Before I go any further let me just make it clear that I am the most unlikely candidate to travel to Atlantic City. Sure, I like my bars – but I can fit in at a bar anywhere. But I don’t gamble, clubbing isn’t my first or second choice for a fun night, my feet hurt when I wear heels for too long and I’ve never been to a strip club. (I’ll admit I’ve been curious about that last part and almost went into one a couple years ago, but that was mostly to try and impress a guy I was with.) I was in good company though. Michelle and our other companion, Stephanie, are of a similar nature.

Okay, so let’s go down the AC checklist, shall we? Did us three AC virgins manage to do it right?

1. Drink – yes. We most certainly got that part right. Cut to the next morning when an empty pizza box, mascara-caked eyes and a string of missed phone calls helped us piece together the end of the night.

2. Live large – sure. We spent more money than we had, ate a very fancy meal at the Taj Mahal (I wanted to live like a Don. I was getting steak and that was that.) and I’m pretty sure I’ll be eating cereal for breakfast, lunch and dinner until payday.

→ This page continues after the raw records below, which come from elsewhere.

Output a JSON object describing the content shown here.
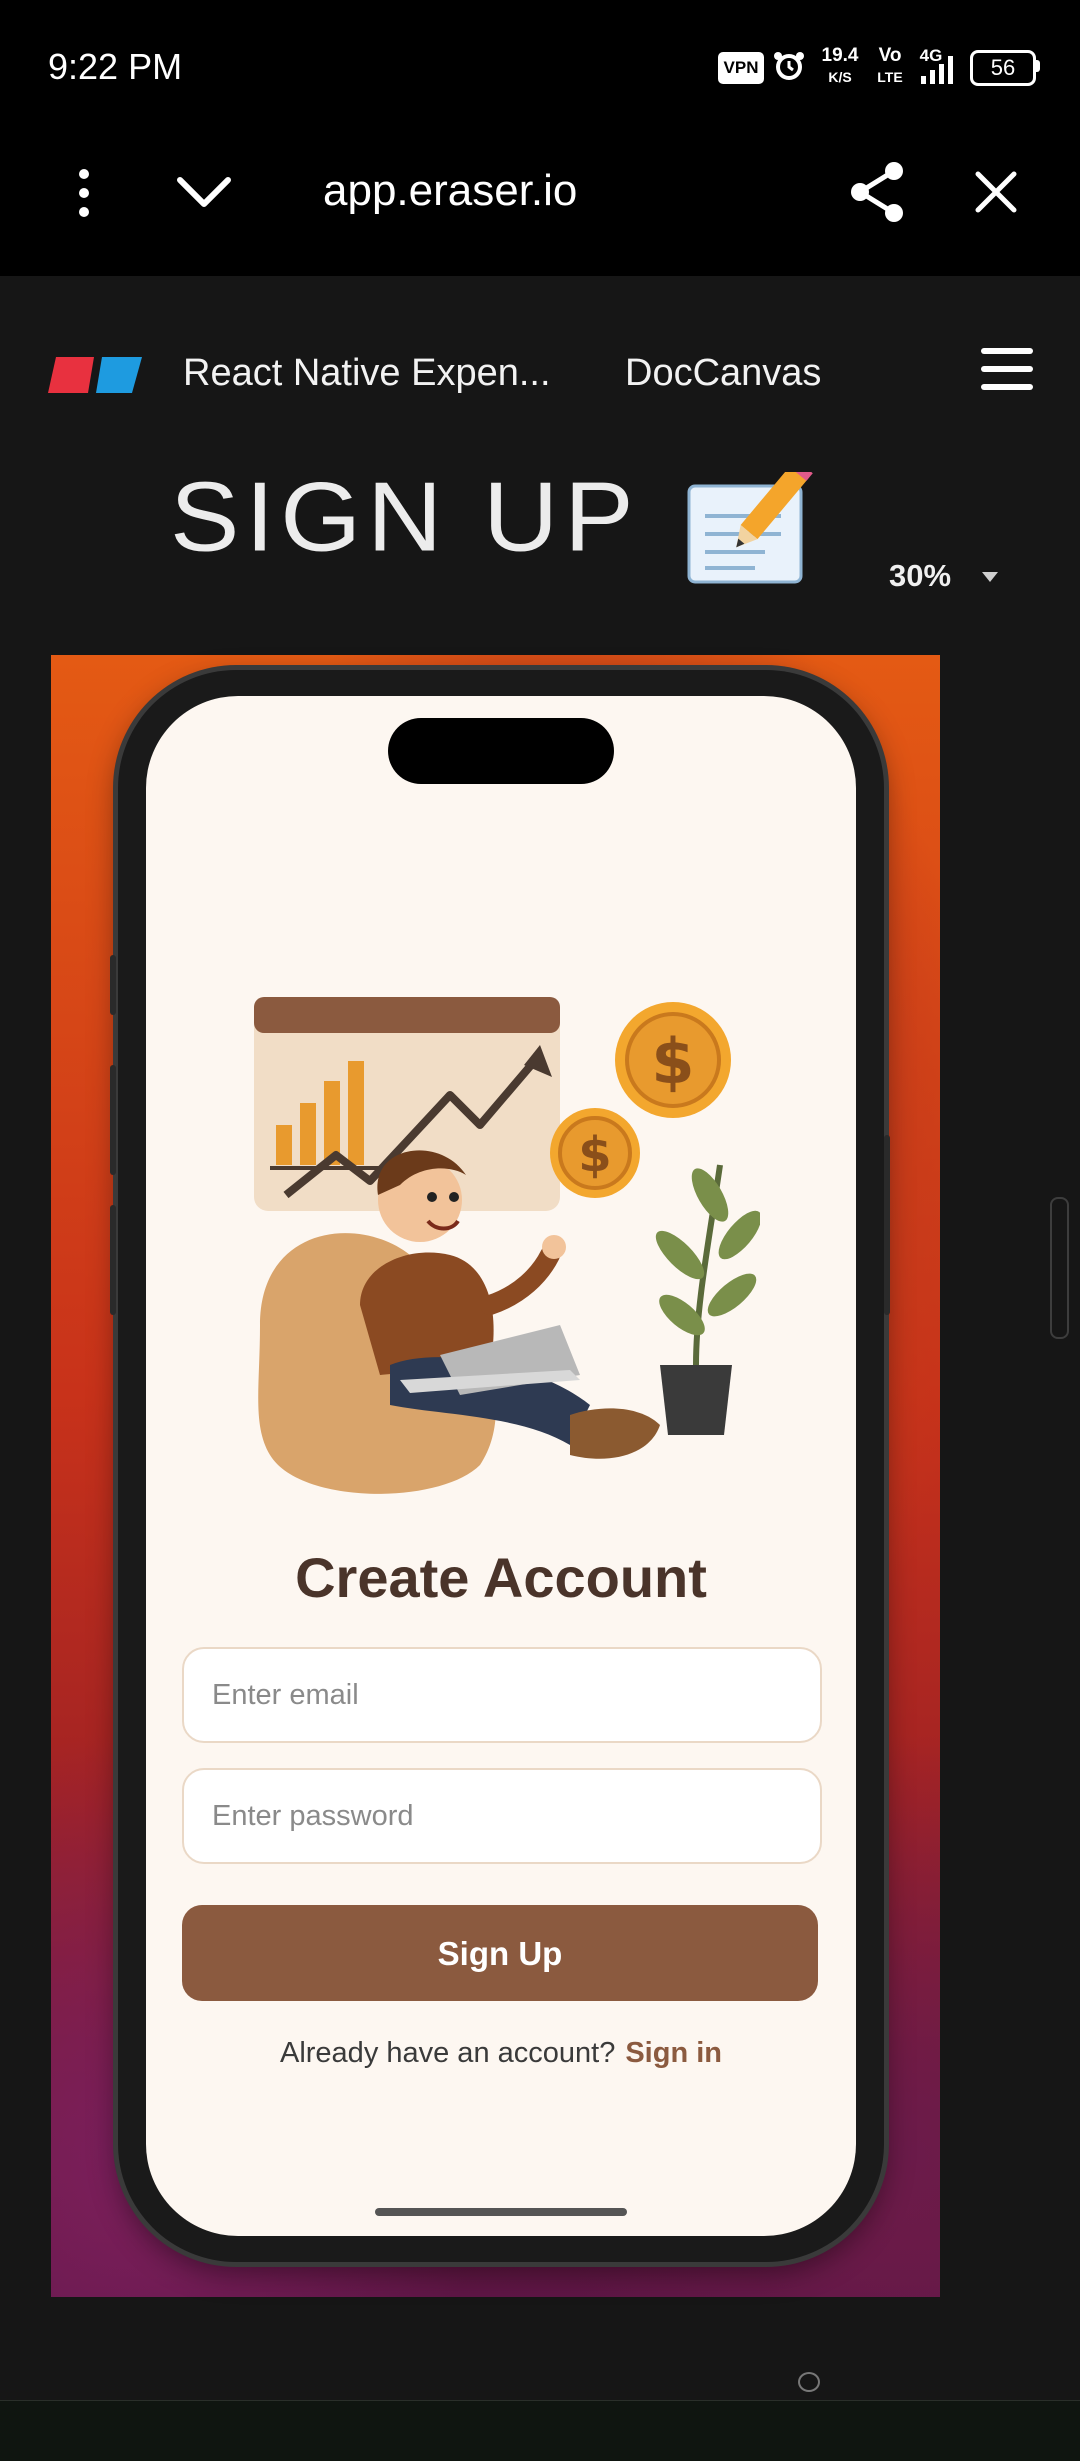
{
  "status_bar": {
    "time": "9:22 PM",
    "vpn": "VPN",
    "net_speed_value": "19.4",
    "net_speed_unit": "K/S",
    "volte_top": "Vo",
    "volte_bottom": "LTE",
    "network": "4G",
    "battery": "56"
  },
  "browser": {
    "url": "app.eraser.io",
    "icons": [
      "more-vert-icon",
      "chevron-down-icon",
      "share-icon",
      "close-icon"
    ]
  },
  "app_header": {
    "document_title": "React Native Expen...",
    "tab_label": "DocCanvas",
    "icons": [
      "eraser-logo",
      "hamburger-menu-icon"
    ]
  },
  "canvas": {
    "heading": "SIGN UP",
    "heading_emoji": "📝",
    "zoom": "30%"
  },
  "mockup": {
    "title": "Create Account",
    "email_placeholder": "Enter email",
    "password_placeholder": "Enter password",
    "signup_button": "Sign Up",
    "account_prompt": "Already have an account?",
    "signin_link": "Sign in",
    "illustration_icon": "person-laptop-finance-illustration"
  },
  "colors": {
    "brand_red": "#e8313f",
    "brand_blue": "#1e9be0",
    "button_brown": "#8b5a3f",
    "title_brown": "#4a342a",
    "screen_bg": "#fdf7f1"
  }
}
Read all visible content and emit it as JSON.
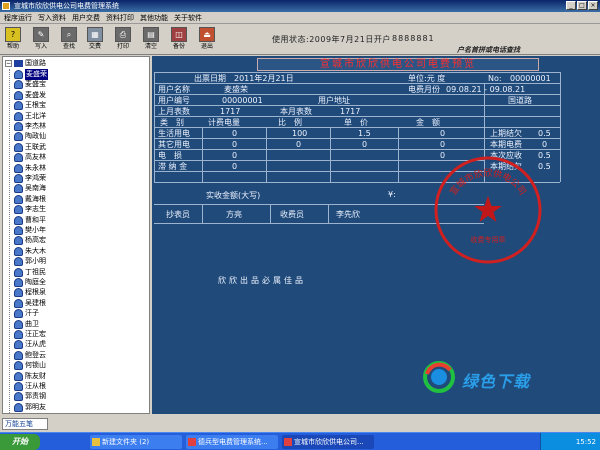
{
  "window": {
    "title": "宣城市欣欣供电公司电费管理系统"
  },
  "menu": [
    "程序运行",
    "写入资料",
    "用户交费",
    "资料打印",
    "其他功能",
    "关于软件"
  ],
  "toolbar": {
    "buttons": [
      {
        "label": "帮助",
        "icon": "help-icon"
      },
      {
        "label": "写入",
        "icon": "write-icon"
      },
      {
        "label": "查找",
        "icon": "search-icon"
      },
      {
        "label": "交费",
        "icon": "calculator-icon"
      },
      {
        "label": "打印",
        "icon": "print-icon"
      },
      {
        "label": "清空",
        "icon": "clear-icon"
      },
      {
        "label": "备份",
        "icon": "backup-icon"
      },
      {
        "label": "退出",
        "icon": "exit-icon"
      }
    ],
    "status": "使用状态:2009年7月21日开户",
    "status_number": "8888881",
    "slogan": "户名首拼或电话查找"
  },
  "tree": {
    "root": "国道路",
    "items": [
      "麦盛荣",
      "麦盛宝",
      "麦盛发",
      "王根宝",
      "王北洋",
      "李杰林",
      "陶政仙",
      "王联武",
      "高友林",
      "朱永林",
      "李鸿荣",
      "吴南海",
      "戴海根",
      "李志生",
      "曹和平",
      "樊小年",
      "杨高宏",
      "朱大木",
      "郭小明",
      "丁祖民",
      "陶庭全",
      "程根泉",
      "吴建根",
      "汗子",
      "曲卫",
      "汪正宏",
      "汪从虎",
      "鲍登云",
      "何锁山",
      "陈友财",
      "汪从根",
      "郭责钢",
      "郭明友"
    ],
    "selected": 0
  },
  "bill": {
    "title": "宣城市欣欣供电公司电费预览",
    "issue_date_label": "出票日期",
    "issue_date": "2011年2月21日",
    "unit_label": "单位:元 度",
    "no_label": "No:",
    "no": "00000001",
    "name_label": "用户名称",
    "name": "麦盛荣",
    "month_label": "电费月份",
    "month": "09.08.21 - 09.08.21",
    "code_label": "用户编号",
    "code": "00000001",
    "addr_label": "用户地址",
    "addr": "国道路",
    "last_label": "上月表数",
    "last": "1717",
    "current_label": "本月表数",
    "current": "1717",
    "headers": [
      "类　别",
      "计费电量",
      "比　例",
      "单　价",
      "金　额"
    ],
    "rows": [
      {
        "cat": "生活用电",
        "qty": "0",
        "ratio": "100",
        "price": "1.5",
        "amount": "0"
      },
      {
        "cat": "其它用电",
        "qty": "0",
        "ratio": "0",
        "price": "0",
        "amount": "0"
      },
      {
        "cat": "电　损",
        "qty": "0",
        "ratio": "",
        "price": "",
        "amount": "0"
      },
      {
        "cat": "滞 纳 金",
        "qty": "0",
        "ratio": "",
        "price": "",
        "amount": ""
      }
    ],
    "side": [
      {
        "label": "上期结欠",
        "value": "0.5"
      },
      {
        "label": "本期电费",
        "value": "0"
      },
      {
        "label": "本次应收",
        "value": "0.5"
      },
      {
        "label": "本期结欠",
        "value": "0.5"
      }
    ],
    "amount_label": "实收金额(大写)",
    "amount_sym": "¥:",
    "meter_reader_label": "抄表员",
    "meter_reader": "方亮",
    "cashier_label": "收费员",
    "cashier": "李先欣",
    "footer": "欣欣出品必属佳品",
    "stamp_text": "宣城市欣欣供电公司",
    "stamp_sub": "收费专用章"
  },
  "watermark": "绿色下载",
  "taskbar": {
    "start": "开始",
    "tasks": [
      "新建文件夹 (2)",
      "德兵型电费管理系统...",
      "宣城市欣欣供电公司..."
    ],
    "clock": "15:52",
    "ime": "万能五笔"
  },
  "colors": {
    "panel": "#1f4a7a",
    "title_red": "#ff3030",
    "stamp_red": "#d02020"
  }
}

3. Gamble – not really. But in our defense we definitely tried. In a drunken stupor we wandered into a casino (the name escapes me) and tried our luck at the safest form of gambling for newbies – the penny slots. But the machines kept spitting back our dollars. Each one we tried was not having it. It wasn’t until our second attempt in the clarity of day that we realized that the machines won’t accept bills lower than $5. Sneaky, sneaky Atlantic City.

So would I go back? Maybe. I won’t rule it out. But I think I’ve had my fill. One too many mammoth-sized ladies on motor-scooters shoveling funnel cake into their already full mouths, and four-out-of-10 women with their ass cheeks hanging out of their shorts will kill that glitz-and-glam dream of Atlantic City.

Oh and in case you were curious about Third Eye Blind, the show was phenomenal. The middle school girl inside of me who didn’t understand the meaning of the lyrics to Semi-Charmed Life was happy. Check out the videos below!